Incorporating Lightning Dust duo Wells and Webber (on drums and vocals respectively), the band is a five-piece, comprising Vancouver singer/songwriter Stephen McBean (regarded as the brains behind the operation) and fellow local musicians Matthew Camirand and Jeremy Schmidt. As one can tell from the onset, this lot are not just latching onto “another (Canadian) pop explosion”. They’re occasionally reminiscent of Tennessee quartet Kings of Leon, but exhibit modern influences like Queens of the Stone Age, with standout offerings recalling the influences of Zeppelin, Cream, The Rolling Stones and even a bit of Lou Reed and the Velvet Underground.
Black Mountain’s psychedelic set combines an innovative style of slow rock, stoner rock, or whatever you want to call it, and inwardly inspired tracks’ swoon about vocal lendings and ever so complicated instrumental collaborations. Their collectivist backgrounds shine through whole-heartedly, weaving through their different influences; their set seems more like an elongated jam session than a series of actual songs. But don’t get me wrong: they have a structured sound that lends to McBean’s songwriting genius, and the band’s varied experiences. Despite the altogether different sound that is presented on their self-titled album, if you’re into a bit of ‘60s- and ‘70s-influenced rock, they’re definitely a band worth checking out.

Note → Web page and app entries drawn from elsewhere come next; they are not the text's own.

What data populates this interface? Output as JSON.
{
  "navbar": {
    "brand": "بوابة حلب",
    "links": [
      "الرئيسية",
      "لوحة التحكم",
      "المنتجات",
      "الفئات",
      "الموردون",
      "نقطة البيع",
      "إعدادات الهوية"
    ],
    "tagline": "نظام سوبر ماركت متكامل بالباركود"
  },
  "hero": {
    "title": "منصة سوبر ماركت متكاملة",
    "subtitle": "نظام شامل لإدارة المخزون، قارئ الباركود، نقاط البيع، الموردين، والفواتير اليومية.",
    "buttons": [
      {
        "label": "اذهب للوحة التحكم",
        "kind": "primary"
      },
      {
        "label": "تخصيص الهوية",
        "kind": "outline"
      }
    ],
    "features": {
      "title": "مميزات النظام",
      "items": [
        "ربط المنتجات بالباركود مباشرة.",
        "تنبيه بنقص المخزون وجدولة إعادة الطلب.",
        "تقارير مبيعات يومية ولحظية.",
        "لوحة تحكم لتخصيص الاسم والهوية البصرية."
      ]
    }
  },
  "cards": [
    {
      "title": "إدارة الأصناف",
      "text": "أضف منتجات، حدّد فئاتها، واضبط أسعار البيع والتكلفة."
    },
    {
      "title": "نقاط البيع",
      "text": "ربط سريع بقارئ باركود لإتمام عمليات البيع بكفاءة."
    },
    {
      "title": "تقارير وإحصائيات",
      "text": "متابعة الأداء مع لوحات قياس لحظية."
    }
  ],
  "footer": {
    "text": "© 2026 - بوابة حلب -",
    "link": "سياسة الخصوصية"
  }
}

There’s one reason and one reason alone that makes these mini-festivals so popular: diversity. There’s something for everyone. From Hot Hot Heat’s poppy, synth-driven electro-rock,and Doiron’s melodic, swooping, vocally-driven harmonics to Daniel Snaith’s electronic, synthy grievances and Black Mountain’s slowly wailing repertoire, there really is something for all in attendance, whatever their tastes. We take the train back to Amsterdam chock-full of musical goodness. As the train lurches forth toward the city of winding canals and blatant gratuitousness, we let it all soak in, band by harmonious band.
Caribou photograph: Marijn Scholtus